Excerpts from an interface dataset
--------------------------------

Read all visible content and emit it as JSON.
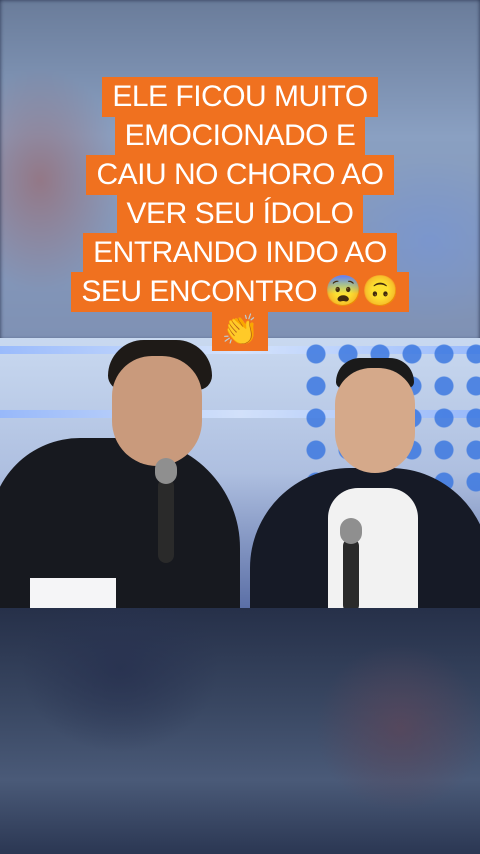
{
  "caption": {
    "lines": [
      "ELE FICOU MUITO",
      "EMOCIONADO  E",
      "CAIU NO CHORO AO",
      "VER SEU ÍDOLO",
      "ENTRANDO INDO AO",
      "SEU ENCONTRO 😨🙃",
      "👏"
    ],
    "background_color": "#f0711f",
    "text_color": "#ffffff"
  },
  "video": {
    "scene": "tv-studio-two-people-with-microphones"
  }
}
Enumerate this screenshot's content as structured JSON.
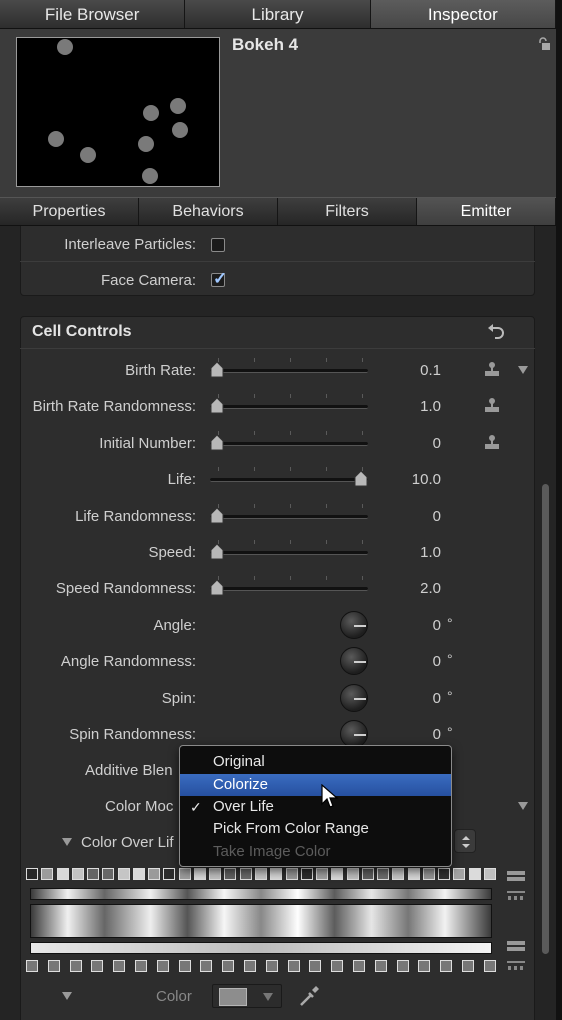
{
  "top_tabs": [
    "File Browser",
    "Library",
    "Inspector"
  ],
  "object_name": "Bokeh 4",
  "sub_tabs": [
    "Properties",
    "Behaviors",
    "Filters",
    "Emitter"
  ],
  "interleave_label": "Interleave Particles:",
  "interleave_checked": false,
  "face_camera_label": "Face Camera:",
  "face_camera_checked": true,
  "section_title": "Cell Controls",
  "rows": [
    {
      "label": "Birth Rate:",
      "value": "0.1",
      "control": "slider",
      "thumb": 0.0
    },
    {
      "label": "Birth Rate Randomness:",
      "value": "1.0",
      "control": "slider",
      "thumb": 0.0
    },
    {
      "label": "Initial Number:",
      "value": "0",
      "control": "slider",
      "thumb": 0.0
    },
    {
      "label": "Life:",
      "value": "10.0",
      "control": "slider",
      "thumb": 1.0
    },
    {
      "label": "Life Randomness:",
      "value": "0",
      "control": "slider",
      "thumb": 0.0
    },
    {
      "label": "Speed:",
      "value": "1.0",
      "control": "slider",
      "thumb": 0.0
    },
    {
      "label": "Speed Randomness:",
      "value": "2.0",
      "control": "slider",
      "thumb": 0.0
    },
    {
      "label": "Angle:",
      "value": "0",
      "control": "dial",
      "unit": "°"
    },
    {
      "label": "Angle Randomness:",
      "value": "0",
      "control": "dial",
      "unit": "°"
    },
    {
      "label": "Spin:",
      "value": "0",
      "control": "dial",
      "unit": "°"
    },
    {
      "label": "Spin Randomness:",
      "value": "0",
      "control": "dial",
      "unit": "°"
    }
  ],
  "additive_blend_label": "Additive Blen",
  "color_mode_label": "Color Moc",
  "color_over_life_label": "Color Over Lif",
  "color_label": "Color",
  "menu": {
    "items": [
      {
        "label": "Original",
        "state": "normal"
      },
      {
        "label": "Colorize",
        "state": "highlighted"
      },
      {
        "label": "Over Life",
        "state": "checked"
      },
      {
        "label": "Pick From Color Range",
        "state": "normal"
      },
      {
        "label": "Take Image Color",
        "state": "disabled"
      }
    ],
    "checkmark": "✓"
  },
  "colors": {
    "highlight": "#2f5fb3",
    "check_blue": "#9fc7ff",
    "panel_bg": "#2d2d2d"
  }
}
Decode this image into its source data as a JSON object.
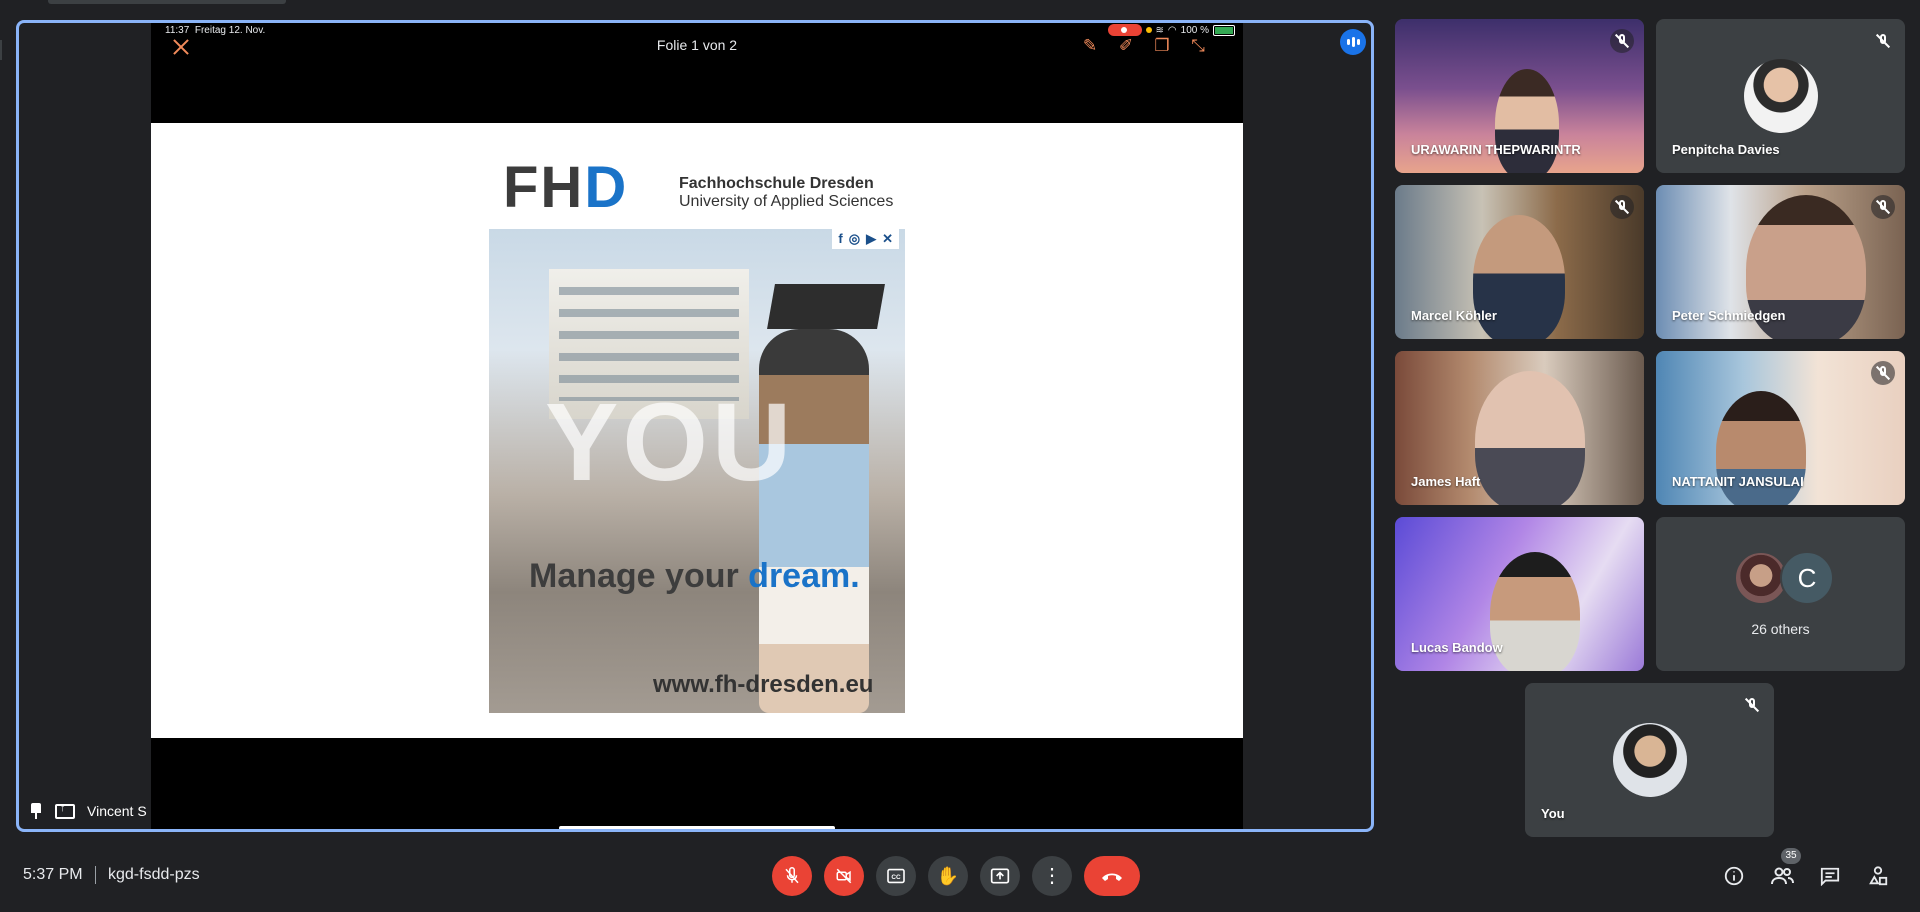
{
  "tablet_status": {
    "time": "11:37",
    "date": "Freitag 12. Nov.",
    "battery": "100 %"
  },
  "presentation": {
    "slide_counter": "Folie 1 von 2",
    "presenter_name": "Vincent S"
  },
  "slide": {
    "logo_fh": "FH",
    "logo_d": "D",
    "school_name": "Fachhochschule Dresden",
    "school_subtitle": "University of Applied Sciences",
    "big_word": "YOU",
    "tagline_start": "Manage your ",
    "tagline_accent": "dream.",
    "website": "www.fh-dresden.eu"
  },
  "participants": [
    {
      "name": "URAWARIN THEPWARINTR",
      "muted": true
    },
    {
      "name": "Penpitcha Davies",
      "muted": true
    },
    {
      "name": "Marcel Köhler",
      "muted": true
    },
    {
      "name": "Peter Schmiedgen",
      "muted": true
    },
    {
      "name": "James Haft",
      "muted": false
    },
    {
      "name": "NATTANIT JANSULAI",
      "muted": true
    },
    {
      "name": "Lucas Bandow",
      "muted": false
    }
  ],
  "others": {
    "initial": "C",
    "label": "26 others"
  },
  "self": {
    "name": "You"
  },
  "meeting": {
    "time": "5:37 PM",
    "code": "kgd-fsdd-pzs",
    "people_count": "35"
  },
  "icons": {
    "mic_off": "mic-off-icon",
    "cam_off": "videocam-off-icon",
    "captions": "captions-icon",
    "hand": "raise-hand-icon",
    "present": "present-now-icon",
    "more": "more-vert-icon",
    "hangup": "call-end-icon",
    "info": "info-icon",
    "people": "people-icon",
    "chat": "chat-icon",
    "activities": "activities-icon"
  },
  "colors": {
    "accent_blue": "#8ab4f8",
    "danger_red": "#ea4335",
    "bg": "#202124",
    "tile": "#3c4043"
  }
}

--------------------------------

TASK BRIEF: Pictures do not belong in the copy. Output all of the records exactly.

EXPECTED ANSWER:
Read all visible content and emit it as JSON.
{
  "caption": {
    "lines": [
      "ELE FICOU MUITO",
      "EMOCIONADO  E",
      "CAIU NO CHORO AO",
      "VER SEU ÍDOLO",
      "ENTRANDO INDO AO",
      "SEU ENCONTRO 😨🙃",
      "👏"
    ],
    "background_color": "#f0711f",
    "text_color": "#ffffff"
  },
  "video": {
    "scene": "tv-studio-two-people-with-microphones"
  }
}
Enumerate this screenshot's content as structured JSON.
{
  "top_tabs": [
    "File Browser",
    "Library",
    "Inspector"
  ],
  "object_name": "Bokeh 4",
  "sub_tabs": [
    "Properties",
    "Behaviors",
    "Filters",
    "Emitter"
  ],
  "interleave_label": "Interleave Particles:",
  "interleave_checked": false,
  "face_camera_label": "Face Camera:",
  "face_camera_checked": true,
  "section_title": "Cell Controls",
  "rows": [
    {
      "label": "Birth Rate:",
      "value": "0.1",
      "control": "slider",
      "thumb": 0.0
    },
    {
      "label": "Birth Rate Randomness:",
      "value": "1.0",
      "control": "slider",
      "thumb": 0.0
    },
    {
      "label": "Initial Number:",
      "value": "0",
      "control": "slider",
      "thumb": 0.0
    },
    {
      "label": "Life:",
      "value": "10.0",
      "control": "slider",
      "thumb": 1.0
    },
    {
      "label": "Life Randomness:",
      "value": "0",
      "control": "slider",
      "thumb": 0.0
    },
    {
      "label": "Speed:",
      "value": "1.0",
      "control": "slider",
      "thumb": 0.0
    },
    {
      "label": "Speed Randomness:",
      "value": "2.0",
      "control": "slider",
      "thumb": 0.0
    },
    {
      "label": "Angle:",
      "value": "0",
      "control": "dial",
      "unit": "°"
    },
    {
      "label": "Angle Randomness:",
      "value": "0",
      "control": "dial",
      "unit": "°"
    },
    {
      "label": "Spin:",
      "value": "0",
      "control": "dial",
      "unit": "°"
    },
    {
      "label": "Spin Randomness:",
      "value": "0",
      "control": "dial",
      "unit": "°"
    }
  ],
  "additive_blend_label": "Additive Blen",
  "color_mode_label": "Color Moc",
  "color_over_life_label": "Color Over Lif",
  "color_label": "Color",
  "menu": {
    "items": [
      {
        "label": "Original",
        "state": "normal"
      },
      {
        "label": "Colorize",
        "state": "highlighted"
      },
      {
        "label": "Over Life",
        "state": "checked"
      },
      {
        "label": "Pick From Color Range",
        "state": "normal"
      },
      {
        "label": "Take Image Color",
        "state": "disabled"
      }
    ],
    "checkmark": "✓"
  },
  "colors": {
    "highlight": "#2f5fb3",
    "check_blue": "#9fc7ff",
    "panel_bg": "#2d2d2d"
  }
}
Decode this image into its source data as a JSON object.
{
  "tablet_status": {
    "time": "11:37",
    "date": "Freitag 12. Nov.",
    "battery": "100 %"
  },
  "presentation": {
    "slide_counter": "Folie 1 von 2",
    "presenter_name": "Vincent S"
  },
  "slide": {
    "logo_fh": "FH",
    "logo_d": "D",
    "school_name": "Fachhochschule Dresden",
    "school_subtitle": "University of Applied Sciences",
    "big_word": "YOU",
    "tagline_start": "Manage your ",
    "tagline_accent": "dream.",
    "website": "www.fh-dresden.eu"
  },
  "participants": [
    {
      "name": "URAWARIN THEPWARINTR",
      "muted": true
    },
    {
      "name": "Penpitcha Davies",
      "muted": true
    },
    {
      "name": "Marcel Köhler",
      "muted": true
    },
    {
      "name": "Peter Schmiedgen",
      "muted": true
    },
    {
      "name": "James Haft",
      "muted": false
    },
    {
      "name": "NATTANIT JANSULAI",
      "muted": true
    },
    {
      "name": "Lucas Bandow",
      "muted": false
    }
  ],
  "others": {
    "initial": "C",
    "label": "26 others"
  },
  "self": {
    "name": "You"
  },
  "meeting": {
    "time": "5:37 PM",
    "code": "kgd-fsdd-pzs",
    "people_count": "35"
  },
  "icons": {
    "mic_off": "mic-off-icon",
    "cam_off": "videocam-off-icon",
    "captions": "captions-icon",
    "hand": "raise-hand-icon",
    "present": "present-now-icon",
    "more": "more-vert-icon",
    "hangup": "call-end-icon",
    "info": "info-icon",
    "people": "people-icon",
    "chat": "chat-icon",
    "activities": "activities-icon"
  },
  "colors": {
    "accent_blue": "#8ab4f8",
    "danger_red": "#ea4335",
    "bg": "#202124",
    "tile": "#3c4043"
  }
}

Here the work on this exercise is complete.